It’s true that we could decide Safari is a lost cause and that the spec won’t describe what Safari does. When Mozilla says they won’t implement some other feature that has majority agreement, then we’d also call them a lost cause, because it would be unfair to give Mozilla veto power when we didn’t give it to Apple. And then we would have to decide that Chrome should be a lost cause when they decide that they can disagree with features in the spec without repercussions since everyone else is doing it, and then when Microsoft say they’re not going to implement the parser section, we’ll still be fine, because Opera would still be implementing everything, and after all we only need two implementations to pass to REC, and I’m sure we could find another... Lynx, maybe?

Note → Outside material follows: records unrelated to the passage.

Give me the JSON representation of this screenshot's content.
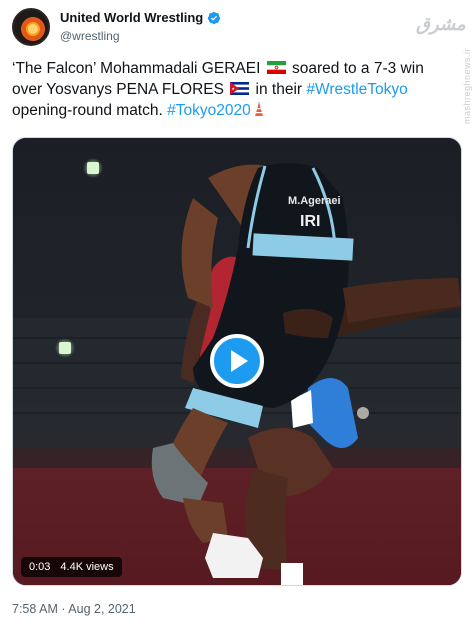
{
  "account": {
    "display_name": "United World Wrestling",
    "handle": "@wrestling",
    "verified": true
  },
  "tweet": {
    "part1": "‘The Falcon’ Mohammadali GERAEI ",
    "part2": " soared to a 7-3 win over Yosvanys PENA FLORES ",
    "part3": " in their ",
    "hashtag1": "#WrestleTokyo",
    "part4": " opening-round match. ",
    "hashtag2": "#Tokyo2020",
    "flag1": "iran-flag",
    "flag2": "cuba-flag",
    "emoji": "tokyo-tower-icon"
  },
  "video": {
    "duration": "0:03",
    "views": "4.4K views",
    "singlet_name": "M.Ageraei",
    "singlet_country": "IRI"
  },
  "timestamp": "7:58 AM · Aug 2, 2021",
  "watermark": {
    "logo": "مشرق",
    "side": "mashreghnews.ir"
  },
  "colors": {
    "link": "#1d9bf0",
    "secondary_text": "#536471",
    "singlet": "#11161c",
    "singlet_accent": "#8ecbe6"
  }
}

Of course by this point the spec would have no relationship to reality whatsoever, but that’s fine, because the goal is to go to REC, not match reality, right?

This is a slippery slope argument. The conclusion may turn out correct, but the reasoning isn’t.

It also ignores the possibility of working around some browser deficiencies. In fact, for several years a large slab of web-dev has been working around deficiencies in a certain (majority share) browser. Interestingly that same browser-vendor seems much more concerned about implementing standards. Which doesn’t prove anything. 

None of this is to say that Ian Hickson has made a bad call, either now or in the past.

Posted by Sean Hogan at

Survivor: W3C

If the W3C were a TV show, it would be Survivor, without a doubt. With the announcement of the less than graceful retirement of XHTML 2.0, the charitable would say that W3C is consolidating resources. The less charitable would say that in a...

Excerpt from Bb RealTech at

Vendor Veto [On the the HTML5 video codec debacle]

Vendor Veto [On the the HTML5 video codec debacle] : 2 things that I didn’t realize until now: the spec is at the mercy of the implementors. If Mozilla, Apple, etc won’t implement it, it effectively does not exist Working in committees always...

Excerpt from Missives at

HTML 5 is a mess

“HTML 5 is a mess”, said John Allsopp. I agree. It is. It’s also several different kind of messes, not all of which are avoidable or bad. Let’s look at them. The backwards compatibility mess The first kind of mess is because...

Excerpt from Bruce Lawson's personal site at

Disappearing Silverware

It looks like the summary attribute issue is finally well on its way to being closed.  Recent events: John’s position, Ian’s position, Maciej’s mediation, Ian’s acceptance, John’s withdrawal of his draft. One of... [more]

Trackback from Sam Ruby

at

HTML 5 is a mess. Now what?

Lawson explains just why HTML 5 is a mess. And I ponder what we should do about it. Moving forward, compatibly....

Excerpt from Jeffrey Zeldman Presents The Daily Report at

Add your comment